HERE WE LEARN from the ghost of Marvin Gaye, question the ethics of Nikola Tesla, examine the character of God, and drift in lament and wonder.
In these poems by Hanif Abdurraqib, violence appears in different forms. In some lines, it is a fistfight between teenagers in a schoolyard, in others the anti-Blackness of a suburb or the music industry: “[T]he mailman still hands me bills like I should feel lucky to have my name on anything in this town,” Abdurraqib writes.
Thirteen of the 51 poems are titled after a criticism he heard from a white woman at a poetry reading in 2016: “How can black people write about flowers at a time like this?”
D.L. Mayfield Questions the Myth of the American Dream
IN HER LATEST book, writer D.L. Mayfield welcomes readers on a journey of seeing. This essay collection weaves an exploration of the desires embedded in the American Dream with stories of Mayfield’s own social justice conversion and portraits of her Portland neighborhood.
These narratives of how colonialism, capitalism, racism, and consumerism store themselves in privileged American hearts invite self-reflection.
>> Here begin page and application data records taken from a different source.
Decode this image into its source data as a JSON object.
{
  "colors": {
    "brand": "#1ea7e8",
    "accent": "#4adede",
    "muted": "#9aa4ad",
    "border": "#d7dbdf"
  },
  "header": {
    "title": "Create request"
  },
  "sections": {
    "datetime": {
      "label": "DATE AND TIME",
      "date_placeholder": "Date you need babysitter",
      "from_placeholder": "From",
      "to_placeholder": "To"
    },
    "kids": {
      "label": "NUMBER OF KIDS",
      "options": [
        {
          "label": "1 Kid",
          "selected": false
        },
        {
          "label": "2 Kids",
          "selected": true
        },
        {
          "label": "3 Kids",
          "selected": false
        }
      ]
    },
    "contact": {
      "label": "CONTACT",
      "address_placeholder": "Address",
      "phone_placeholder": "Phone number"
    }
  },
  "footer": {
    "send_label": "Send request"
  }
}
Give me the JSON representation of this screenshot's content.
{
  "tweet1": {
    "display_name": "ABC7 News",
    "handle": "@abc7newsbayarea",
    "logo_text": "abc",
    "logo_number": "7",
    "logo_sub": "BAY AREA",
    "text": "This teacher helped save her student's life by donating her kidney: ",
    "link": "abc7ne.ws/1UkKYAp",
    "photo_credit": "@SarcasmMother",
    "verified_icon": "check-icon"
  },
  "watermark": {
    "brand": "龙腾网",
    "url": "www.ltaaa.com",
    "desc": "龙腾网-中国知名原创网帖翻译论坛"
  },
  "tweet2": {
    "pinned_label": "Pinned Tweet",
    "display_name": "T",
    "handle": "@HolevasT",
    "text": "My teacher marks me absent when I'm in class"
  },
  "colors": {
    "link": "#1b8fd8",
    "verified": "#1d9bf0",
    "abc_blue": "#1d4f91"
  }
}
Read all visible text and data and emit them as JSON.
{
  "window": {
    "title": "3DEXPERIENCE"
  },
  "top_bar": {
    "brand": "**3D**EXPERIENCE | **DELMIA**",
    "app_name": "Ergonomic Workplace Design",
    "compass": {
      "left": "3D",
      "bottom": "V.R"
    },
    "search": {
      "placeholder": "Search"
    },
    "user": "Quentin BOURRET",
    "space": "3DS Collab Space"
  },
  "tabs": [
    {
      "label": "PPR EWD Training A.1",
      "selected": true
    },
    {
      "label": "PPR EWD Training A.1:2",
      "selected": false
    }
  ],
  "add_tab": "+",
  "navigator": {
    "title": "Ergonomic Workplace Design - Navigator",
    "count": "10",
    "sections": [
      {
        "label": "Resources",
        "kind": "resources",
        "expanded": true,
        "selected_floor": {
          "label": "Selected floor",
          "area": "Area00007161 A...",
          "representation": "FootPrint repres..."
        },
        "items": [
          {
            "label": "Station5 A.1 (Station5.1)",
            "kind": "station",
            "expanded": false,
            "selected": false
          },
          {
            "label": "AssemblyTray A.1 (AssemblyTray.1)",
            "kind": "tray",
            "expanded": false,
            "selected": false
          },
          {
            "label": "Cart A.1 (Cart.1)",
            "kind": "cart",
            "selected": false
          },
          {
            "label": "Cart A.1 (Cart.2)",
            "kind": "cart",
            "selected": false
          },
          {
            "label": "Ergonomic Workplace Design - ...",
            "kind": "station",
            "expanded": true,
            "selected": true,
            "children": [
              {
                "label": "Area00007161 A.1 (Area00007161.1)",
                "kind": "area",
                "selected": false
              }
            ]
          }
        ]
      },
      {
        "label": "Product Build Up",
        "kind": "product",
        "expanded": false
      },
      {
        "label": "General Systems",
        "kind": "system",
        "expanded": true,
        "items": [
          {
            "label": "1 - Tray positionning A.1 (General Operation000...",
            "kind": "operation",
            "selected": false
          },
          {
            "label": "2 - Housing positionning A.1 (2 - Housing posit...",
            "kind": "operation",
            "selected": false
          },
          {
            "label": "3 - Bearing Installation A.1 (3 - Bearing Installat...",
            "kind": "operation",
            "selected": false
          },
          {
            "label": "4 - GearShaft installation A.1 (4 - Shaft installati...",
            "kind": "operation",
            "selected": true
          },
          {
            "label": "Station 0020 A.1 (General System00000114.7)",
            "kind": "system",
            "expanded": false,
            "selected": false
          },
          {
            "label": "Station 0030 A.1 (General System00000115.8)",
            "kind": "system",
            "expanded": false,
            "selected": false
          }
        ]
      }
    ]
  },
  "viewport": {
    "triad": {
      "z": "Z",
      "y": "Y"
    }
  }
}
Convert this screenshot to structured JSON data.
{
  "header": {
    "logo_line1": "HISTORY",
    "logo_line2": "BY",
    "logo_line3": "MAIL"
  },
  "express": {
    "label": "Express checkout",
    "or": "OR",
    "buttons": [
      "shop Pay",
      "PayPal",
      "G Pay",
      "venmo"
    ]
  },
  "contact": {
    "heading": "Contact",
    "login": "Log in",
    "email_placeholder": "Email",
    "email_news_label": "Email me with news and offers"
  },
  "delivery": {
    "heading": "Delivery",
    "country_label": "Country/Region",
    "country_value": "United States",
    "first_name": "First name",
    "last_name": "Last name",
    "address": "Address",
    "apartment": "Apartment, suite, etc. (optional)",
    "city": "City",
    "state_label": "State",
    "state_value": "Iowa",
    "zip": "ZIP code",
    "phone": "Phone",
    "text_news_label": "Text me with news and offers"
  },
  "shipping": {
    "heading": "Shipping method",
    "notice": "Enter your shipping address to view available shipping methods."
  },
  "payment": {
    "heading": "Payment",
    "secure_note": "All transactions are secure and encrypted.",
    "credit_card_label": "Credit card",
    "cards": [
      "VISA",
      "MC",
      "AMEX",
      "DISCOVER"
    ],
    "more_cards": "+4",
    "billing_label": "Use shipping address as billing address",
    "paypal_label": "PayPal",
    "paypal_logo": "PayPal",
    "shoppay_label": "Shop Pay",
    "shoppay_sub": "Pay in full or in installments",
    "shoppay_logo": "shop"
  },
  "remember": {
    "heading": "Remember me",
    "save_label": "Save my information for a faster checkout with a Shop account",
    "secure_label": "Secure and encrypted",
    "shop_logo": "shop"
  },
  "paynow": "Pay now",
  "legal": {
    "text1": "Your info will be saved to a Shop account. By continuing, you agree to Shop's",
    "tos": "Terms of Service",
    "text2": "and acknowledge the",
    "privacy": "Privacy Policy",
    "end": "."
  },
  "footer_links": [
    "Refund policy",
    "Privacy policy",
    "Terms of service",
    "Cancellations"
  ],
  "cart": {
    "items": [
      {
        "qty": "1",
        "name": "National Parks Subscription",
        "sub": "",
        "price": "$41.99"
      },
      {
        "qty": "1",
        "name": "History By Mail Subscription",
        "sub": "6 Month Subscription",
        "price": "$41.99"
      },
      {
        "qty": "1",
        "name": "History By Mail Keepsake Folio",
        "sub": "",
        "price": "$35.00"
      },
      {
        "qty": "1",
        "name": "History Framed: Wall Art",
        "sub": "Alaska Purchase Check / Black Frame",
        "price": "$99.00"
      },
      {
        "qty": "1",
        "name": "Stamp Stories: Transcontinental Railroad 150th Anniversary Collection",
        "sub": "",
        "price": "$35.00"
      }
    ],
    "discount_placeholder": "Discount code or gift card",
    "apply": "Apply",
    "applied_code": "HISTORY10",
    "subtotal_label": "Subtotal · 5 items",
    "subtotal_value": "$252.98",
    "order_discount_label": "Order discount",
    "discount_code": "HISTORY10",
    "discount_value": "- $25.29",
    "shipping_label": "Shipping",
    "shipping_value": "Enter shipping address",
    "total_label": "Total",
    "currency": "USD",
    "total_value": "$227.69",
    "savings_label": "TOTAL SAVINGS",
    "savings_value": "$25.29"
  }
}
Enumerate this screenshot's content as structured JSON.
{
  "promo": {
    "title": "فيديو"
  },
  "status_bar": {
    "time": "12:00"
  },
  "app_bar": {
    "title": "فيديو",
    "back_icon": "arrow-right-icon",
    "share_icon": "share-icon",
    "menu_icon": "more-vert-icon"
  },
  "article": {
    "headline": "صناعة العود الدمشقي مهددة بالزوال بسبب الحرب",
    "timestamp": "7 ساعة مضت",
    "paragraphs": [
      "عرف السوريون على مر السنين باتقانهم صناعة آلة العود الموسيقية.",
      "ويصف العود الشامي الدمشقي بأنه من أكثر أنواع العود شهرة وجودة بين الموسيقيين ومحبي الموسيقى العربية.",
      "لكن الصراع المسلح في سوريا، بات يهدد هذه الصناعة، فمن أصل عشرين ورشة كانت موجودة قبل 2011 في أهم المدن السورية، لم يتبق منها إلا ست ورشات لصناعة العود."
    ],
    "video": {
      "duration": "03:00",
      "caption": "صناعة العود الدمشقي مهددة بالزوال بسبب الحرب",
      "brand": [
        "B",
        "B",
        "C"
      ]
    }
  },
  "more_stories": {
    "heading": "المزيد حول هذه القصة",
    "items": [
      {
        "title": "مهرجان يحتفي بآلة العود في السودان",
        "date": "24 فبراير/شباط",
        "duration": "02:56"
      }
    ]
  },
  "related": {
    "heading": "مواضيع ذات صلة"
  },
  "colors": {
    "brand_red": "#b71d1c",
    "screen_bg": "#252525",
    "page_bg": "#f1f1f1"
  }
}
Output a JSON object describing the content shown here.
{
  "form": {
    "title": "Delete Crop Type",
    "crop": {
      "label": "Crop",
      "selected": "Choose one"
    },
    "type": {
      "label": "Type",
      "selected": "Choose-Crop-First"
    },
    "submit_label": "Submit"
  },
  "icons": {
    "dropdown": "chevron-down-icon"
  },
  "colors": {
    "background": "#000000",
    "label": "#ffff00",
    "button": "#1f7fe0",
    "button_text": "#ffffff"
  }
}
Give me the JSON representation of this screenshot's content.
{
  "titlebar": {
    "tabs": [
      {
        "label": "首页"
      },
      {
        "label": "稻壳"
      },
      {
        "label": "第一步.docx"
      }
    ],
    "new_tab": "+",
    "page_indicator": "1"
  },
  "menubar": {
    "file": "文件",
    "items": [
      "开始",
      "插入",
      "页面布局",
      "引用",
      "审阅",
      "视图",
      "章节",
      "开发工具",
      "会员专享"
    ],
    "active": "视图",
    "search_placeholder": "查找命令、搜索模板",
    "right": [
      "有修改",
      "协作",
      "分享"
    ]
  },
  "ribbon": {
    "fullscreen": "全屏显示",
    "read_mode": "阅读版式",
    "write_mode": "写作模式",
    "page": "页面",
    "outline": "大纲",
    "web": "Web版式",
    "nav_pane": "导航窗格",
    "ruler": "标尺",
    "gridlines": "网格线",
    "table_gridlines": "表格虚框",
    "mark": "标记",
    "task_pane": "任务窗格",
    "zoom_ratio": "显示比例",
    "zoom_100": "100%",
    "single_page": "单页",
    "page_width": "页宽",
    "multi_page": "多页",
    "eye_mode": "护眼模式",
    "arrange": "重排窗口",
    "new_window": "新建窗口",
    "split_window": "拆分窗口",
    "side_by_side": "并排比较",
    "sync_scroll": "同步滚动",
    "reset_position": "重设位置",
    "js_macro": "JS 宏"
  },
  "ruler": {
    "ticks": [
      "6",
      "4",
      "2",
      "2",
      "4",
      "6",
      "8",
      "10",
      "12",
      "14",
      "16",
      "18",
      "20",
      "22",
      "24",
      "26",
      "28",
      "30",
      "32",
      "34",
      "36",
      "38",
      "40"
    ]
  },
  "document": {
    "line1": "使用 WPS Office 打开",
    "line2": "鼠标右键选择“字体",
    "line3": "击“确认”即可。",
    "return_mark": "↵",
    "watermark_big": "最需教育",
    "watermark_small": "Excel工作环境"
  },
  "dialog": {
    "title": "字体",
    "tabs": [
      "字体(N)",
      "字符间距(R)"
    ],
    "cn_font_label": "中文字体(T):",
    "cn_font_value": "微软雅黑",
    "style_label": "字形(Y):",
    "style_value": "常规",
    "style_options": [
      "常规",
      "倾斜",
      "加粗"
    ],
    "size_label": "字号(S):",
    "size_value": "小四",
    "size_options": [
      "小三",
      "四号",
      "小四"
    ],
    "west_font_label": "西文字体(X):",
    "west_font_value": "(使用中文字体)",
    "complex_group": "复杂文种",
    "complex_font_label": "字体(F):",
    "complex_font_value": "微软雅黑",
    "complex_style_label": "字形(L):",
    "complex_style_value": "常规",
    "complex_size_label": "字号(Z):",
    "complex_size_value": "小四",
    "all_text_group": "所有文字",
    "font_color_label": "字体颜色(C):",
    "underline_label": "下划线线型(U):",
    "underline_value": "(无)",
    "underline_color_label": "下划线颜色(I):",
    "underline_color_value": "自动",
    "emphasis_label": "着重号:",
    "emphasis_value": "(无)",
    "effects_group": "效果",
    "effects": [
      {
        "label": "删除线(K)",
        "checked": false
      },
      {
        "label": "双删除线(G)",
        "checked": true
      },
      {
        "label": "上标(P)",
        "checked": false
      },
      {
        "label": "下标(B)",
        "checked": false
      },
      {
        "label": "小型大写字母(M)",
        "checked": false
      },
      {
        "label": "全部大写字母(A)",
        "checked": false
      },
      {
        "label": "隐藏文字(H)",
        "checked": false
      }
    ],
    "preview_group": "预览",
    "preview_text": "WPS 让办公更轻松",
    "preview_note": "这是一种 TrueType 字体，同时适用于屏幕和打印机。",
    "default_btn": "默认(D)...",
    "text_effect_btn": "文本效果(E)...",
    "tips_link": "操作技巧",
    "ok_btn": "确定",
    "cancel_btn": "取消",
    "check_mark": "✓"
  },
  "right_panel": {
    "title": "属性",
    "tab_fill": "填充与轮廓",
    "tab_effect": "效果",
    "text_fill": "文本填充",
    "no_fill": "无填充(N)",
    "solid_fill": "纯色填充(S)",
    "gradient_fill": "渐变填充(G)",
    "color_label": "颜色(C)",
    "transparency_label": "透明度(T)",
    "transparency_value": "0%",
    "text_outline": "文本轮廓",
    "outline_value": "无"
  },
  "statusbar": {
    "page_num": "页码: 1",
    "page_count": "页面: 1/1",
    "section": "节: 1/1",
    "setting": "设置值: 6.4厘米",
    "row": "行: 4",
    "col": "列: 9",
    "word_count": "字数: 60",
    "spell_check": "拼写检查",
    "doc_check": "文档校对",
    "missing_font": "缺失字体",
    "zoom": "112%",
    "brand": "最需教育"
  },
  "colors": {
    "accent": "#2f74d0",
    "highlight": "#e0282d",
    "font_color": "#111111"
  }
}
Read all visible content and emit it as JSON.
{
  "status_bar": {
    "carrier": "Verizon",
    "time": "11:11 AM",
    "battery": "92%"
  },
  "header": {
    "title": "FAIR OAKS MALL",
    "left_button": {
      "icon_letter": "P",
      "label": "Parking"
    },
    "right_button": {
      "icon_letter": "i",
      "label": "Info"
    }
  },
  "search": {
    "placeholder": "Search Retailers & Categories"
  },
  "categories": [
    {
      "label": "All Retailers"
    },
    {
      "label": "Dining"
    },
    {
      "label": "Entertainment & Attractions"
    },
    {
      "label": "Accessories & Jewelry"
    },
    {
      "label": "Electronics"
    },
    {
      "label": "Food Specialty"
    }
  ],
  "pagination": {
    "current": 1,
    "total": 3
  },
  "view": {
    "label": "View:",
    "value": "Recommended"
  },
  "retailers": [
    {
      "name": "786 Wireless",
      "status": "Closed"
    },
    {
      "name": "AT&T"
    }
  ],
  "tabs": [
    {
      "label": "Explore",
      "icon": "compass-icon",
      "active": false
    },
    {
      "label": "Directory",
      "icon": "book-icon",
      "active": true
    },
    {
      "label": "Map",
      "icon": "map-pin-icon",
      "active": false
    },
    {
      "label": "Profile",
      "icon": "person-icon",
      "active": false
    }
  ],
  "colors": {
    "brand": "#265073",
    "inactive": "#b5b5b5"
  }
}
Mayfield challenges the American Dream’s toxic individualism, dividing the book into four themes: affluence, autonomy, safety, and power. “We do not care that people will suffer and die,” she writes, “due to our own desire for safety.”
Mayfield reflects on her own awakening and exposure to xenophobic faith communities, where she began to have “serious problems reconciling the Suffering Servant with a conservative religious agenda.” The text also walks her readers through the gentrification of her neighborhood and how her community is affected by travel bans, the U.S. education system, and other aspects of local and national politics.
I am Peter at Gethsemane
where I wake to oak
spinning like hair in water.
blanched, a prophet’s
chanting, every caesura’s
quiet steeping, transfiguring
grief to alms.